After the superb endpapers, Hooray for Books begins with Turtle trying to track down his favorite book. Maybe he loaned it to Zebra? With cheer that will be heard throughout the book, turtle runs off to Zebra's, shouting, "HOORAY FOR BOOKS!" Zebra has read Turtle's book and passed it on, but he suggests Turtle read his two favorite books. This pattern continues with Owl, Giraffe, Elephant and Lion, all the characters from the previous HOORAY books that readers are sure to delight in seeing…

Give Me Back MY Book! by Travis Foster and Ethan Long

Give Me Back MY Book! by Ethan Long and Travis Foster is very funny and very fun to read, for book lovers, readers and pre-readers alike!  Redd (drawn by Travis Foster) is reading a book when Bloo (drawn by Ethan Long) insists that it is HIS BOOK. Redd loves this book with the green cover and refuses to part with it. After all, it has a "hard cover, a nice spine, the pages turn from right to left . . . and, if you are adventurous, from left to right." What's more, there are, "letter on each page and they are gathered together to form words that have meaning when you read them!" The humor of the obvious continues and will not be lost on little listeners who always enjoy a good argument between literary friends.
While Redd and Bloo are arguing, they catch the attention of Bookworm, who leaves her home to snatch the book right out from under them! Returning to her underground home, she dives in, utterly entranced by HER book. . .
Frustrated at first, a light bulb goe…

ONE IS NOT A PAIR: A Spotting Book by Britta Teckentrup

I think it's possible that I love a beautifully illustrated, well designed picture book (we're talking perfect trim size, thick, creamy pages, superb endpapers) more than a well written book. Happily, author and illustrator Britta Teckentrup delivers on both. ONE IS NOT A PAIR: A Spotting Book is the fourth in a series of "spotting books" for Big Picture Press a relatively new imprint of Candlewick Press, the premier publisher of picture books that meet my high standards, as well as the publisher of 90% of the picture books I choose to review. With her well crafted rhymes and charming illustrations, Teckentrup has created a look-and-find book that has readers searching for the odd-man-out - the one among the many that does NOT have a matching pair! Read my reviews of Teckentrup's other marvelous books here.

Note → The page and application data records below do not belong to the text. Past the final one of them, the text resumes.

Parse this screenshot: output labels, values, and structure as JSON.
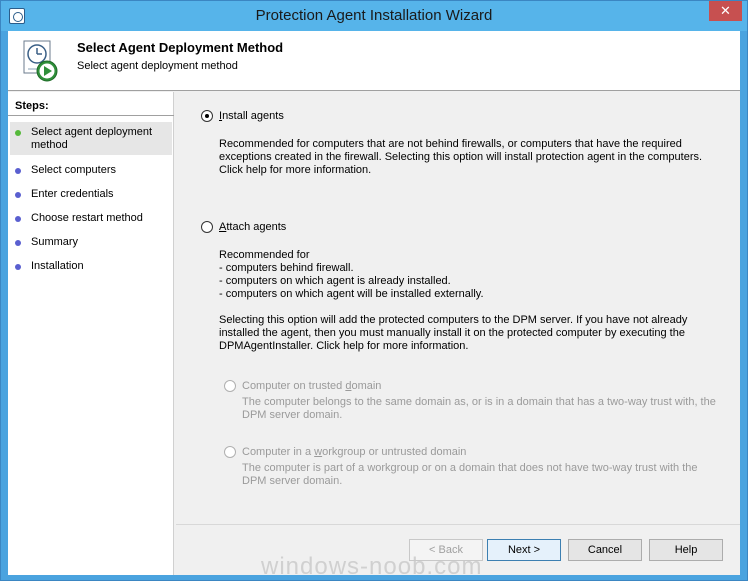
{
  "window": {
    "title": "Protection Agent Installation Wizard",
    "close_label": "✕"
  },
  "header": {
    "title": "Select Agent Deployment Method",
    "subtitle": "Select agent deployment method"
  },
  "sidebar": {
    "steps_label": "Steps:",
    "steps": [
      {
        "label": "Select agent deployment method",
        "active": true
      },
      {
        "label": "Select computers",
        "active": false
      },
      {
        "label": "Enter credentials",
        "active": false
      },
      {
        "label": "Choose restart method",
        "active": false
      },
      {
        "label": "Summary",
        "active": false
      },
      {
        "label": "Installation",
        "active": false
      }
    ]
  },
  "content": {
    "install_agents": {
      "label_underlined": "I",
      "label_rest": "nstall agents",
      "checked": true,
      "description": "Recommended for computers that are not behind firewalls, or computers that have the required exceptions created in the firewall. Selecting this option will install protection agent in the computers. Click help for more information."
    },
    "attach_agents": {
      "label_underlined": "A",
      "label_rest": "ttach agents",
      "checked": false,
      "recommended_intro": "Recommended for",
      "bullets": [
        "- computers behind firewall.",
        "- computers on which agent is already installed.",
        "- computers on which agent will be installed externally."
      ],
      "description": "Selecting this option will add the protected computers to the DPM server. If you have not already installed the agent, then you must manually install it on the protected computer by executing the DPMAgentInstaller. Click help for more information."
    },
    "trusted_domain": {
      "label_pre": "Computer on trusted ",
      "label_underlined": "d",
      "label_post": "omain",
      "description": "The computer belongs to the same domain as, or is in a domain that has a two-way trust with, the DPM server domain."
    },
    "workgroup": {
      "label_pre": "Computer in a ",
      "label_underlined": "w",
      "label_post": "orkgroup or untrusted domain",
      "description": "The computer is part of a workgroup or on a domain that does not have two-way trust with the DPM server domain."
    }
  },
  "buttons": {
    "back": "< Back",
    "next": "Next >",
    "cancel": "Cancel",
    "help": "Help"
  },
  "watermark": "windows-noob.com",
  "colors": {
    "titlebar": "#56b4ea",
    "close": "#c75050",
    "active_step_dot": "#55b93a",
    "step_dot": "#5a5fd0"
  }
}
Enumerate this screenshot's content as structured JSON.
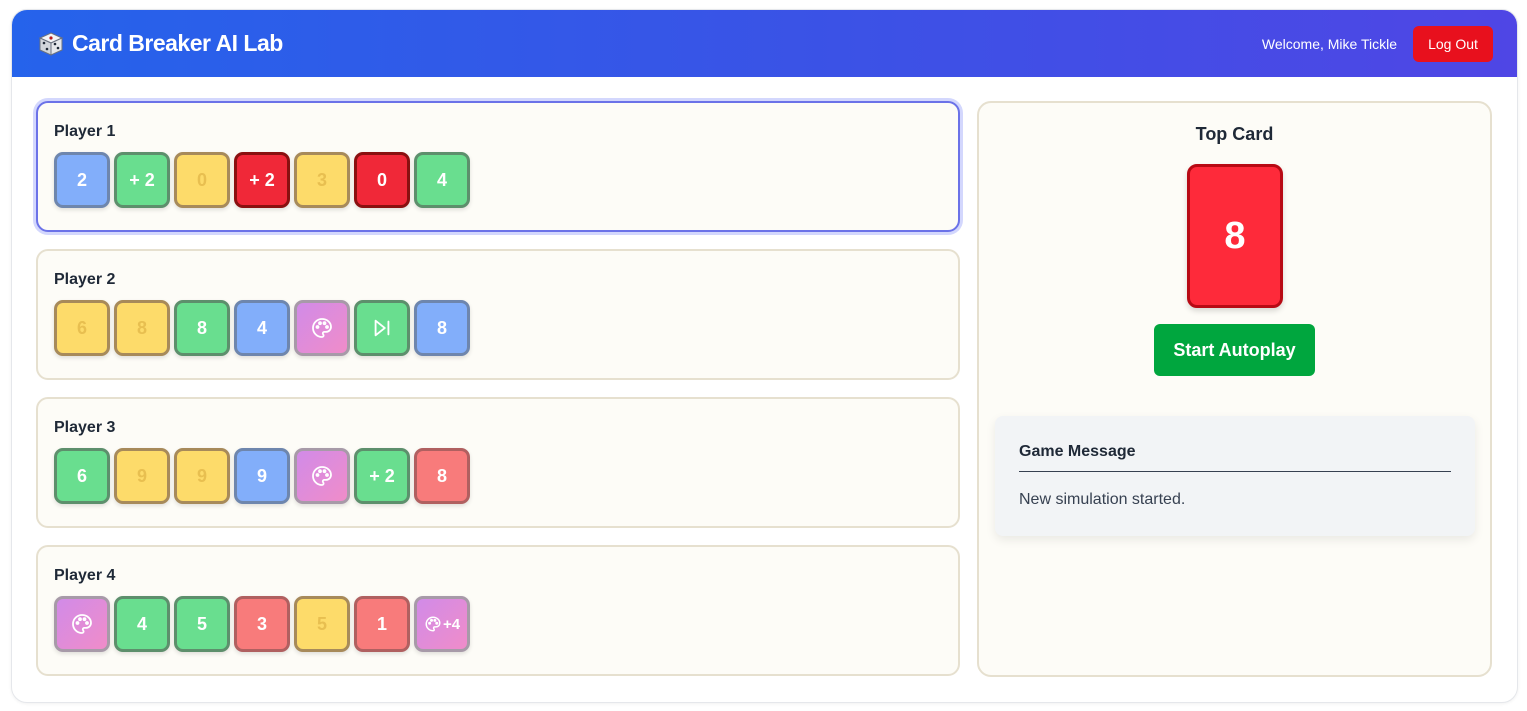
{
  "header": {
    "title": "Card Breaker AI Lab",
    "icon": "dice-icon",
    "welcome": "Welcome, Mike Tickle",
    "logout_label": "Log Out"
  },
  "players": [
    {
      "name": "Player 1",
      "active": true,
      "cards": [
        {
          "label": "2",
          "color": "blue"
        },
        {
          "label": "+ 2",
          "color": "green"
        },
        {
          "label": "0",
          "color": "yellow"
        },
        {
          "label": "+ 2",
          "color": "red"
        },
        {
          "label": "3",
          "color": "yellow"
        },
        {
          "label": "0",
          "color": "red"
        },
        {
          "label": "4",
          "color": "green"
        }
      ]
    },
    {
      "name": "Player 2",
      "active": false,
      "cards": [
        {
          "label": "6",
          "color": "yellow"
        },
        {
          "label": "8",
          "color": "yellow"
        },
        {
          "label": "8",
          "color": "green"
        },
        {
          "label": "4",
          "color": "blue"
        },
        {
          "label": "",
          "color": "wild",
          "icon": "palette-icon"
        },
        {
          "label": "",
          "color": "green",
          "icon": "skip-icon"
        },
        {
          "label": "8",
          "color": "blue"
        }
      ]
    },
    {
      "name": "Player 3",
      "active": false,
      "cards": [
        {
          "label": "6",
          "color": "green"
        },
        {
          "label": "9",
          "color": "yellow"
        },
        {
          "label": "9",
          "color": "yellow"
        },
        {
          "label": "9",
          "color": "blue"
        },
        {
          "label": "",
          "color": "wild",
          "icon": "palette-icon"
        },
        {
          "label": "+ 2",
          "color": "green"
        },
        {
          "label": "8",
          "color": "red"
        }
      ]
    },
    {
      "name": "Player 4",
      "active": false,
      "cards": [
        {
          "label": "",
          "color": "wild",
          "icon": "palette-icon"
        },
        {
          "label": "4",
          "color": "green"
        },
        {
          "label": "5",
          "color": "green"
        },
        {
          "label": "3",
          "color": "red"
        },
        {
          "label": "5",
          "color": "yellow"
        },
        {
          "label": "1",
          "color": "red"
        },
        {
          "label": "+4",
          "color": "wild",
          "icon": "palette-icon"
        }
      ]
    }
  ],
  "top_card": {
    "title": "Top Card",
    "value": "8",
    "color": "red"
  },
  "autoplay_label": "Start Autoplay",
  "game_message": {
    "title": "Game Message",
    "text": "New simulation started."
  },
  "colors": {
    "header_start": "#2563eb",
    "header_end": "#4f46e5",
    "logout": "#e8101d",
    "autoplay": "#00a63e",
    "top_card": "#fe2a3a"
  }
}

The SPOTTING SERIES with books by Teckentrup & others!



 Source: Review Copy





Find Me: A Hide-and-Seek Book by Anders Arhoj

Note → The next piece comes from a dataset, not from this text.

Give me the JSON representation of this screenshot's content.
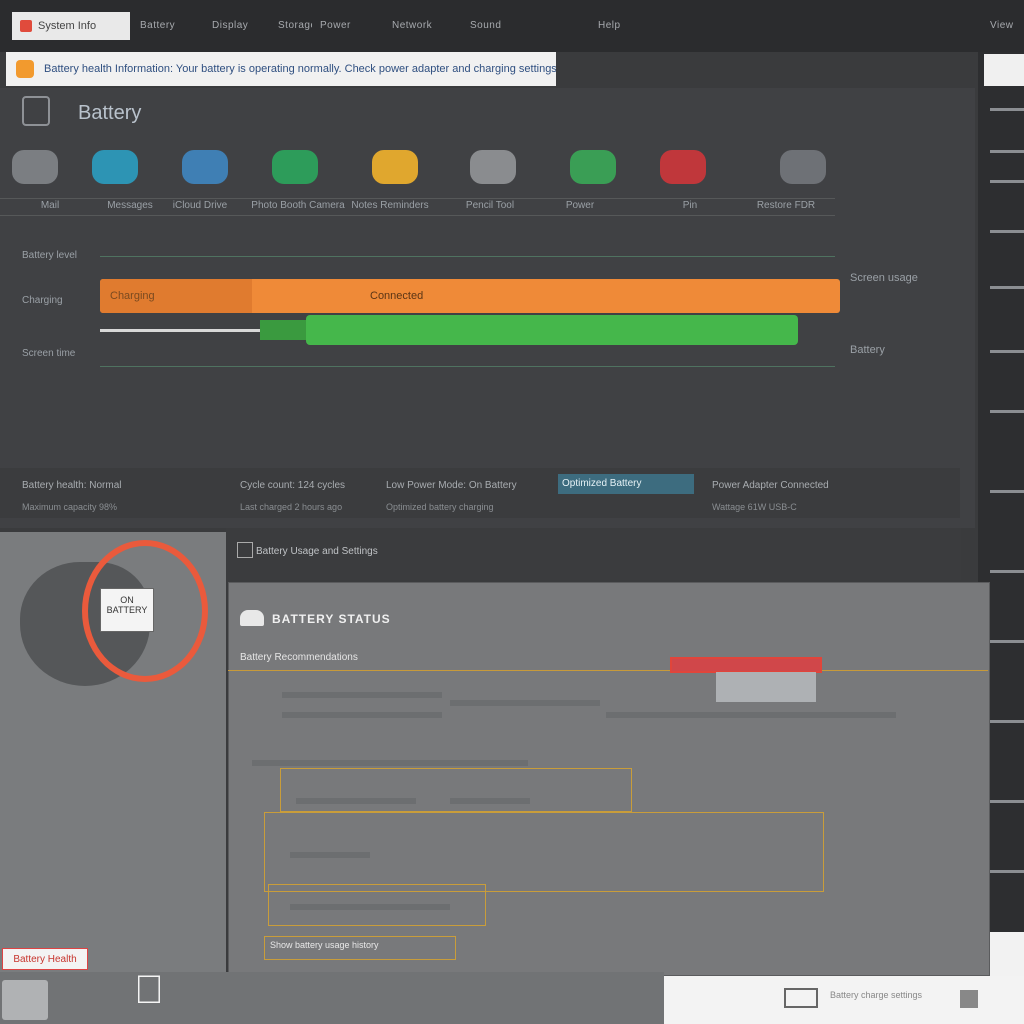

Find Me: A Hide-and-Seek Book by Anders Arhoj, the founder of Arhoj Studio, a Danish interior and design studio interested in, "exploring the relationship between Scandinavian simplicity and traditional Japanese culture," and, "keeping alive traditions and knowledge about old crafts such as wheel throwing and glaze construction." While that may be a long and seemingly tangential introduction to this insanely fun, fantastically illustrated and designed book, it also gives context to what you find behind the eyes . . . A pair of foxes are your tour guides through this colorfully creative, ever changing landscape. There's just one catch, as Red Fox closes his eyes and the other runs off to hide, Blue Fox reveals that she can change colors! To add to this, if you read Find Me: A Hide-and-Seek Book from back to front, you will discover that it reads THE SAME! From the title page to the introduction with one difference - Blue Fox is doing the counting this time and Re…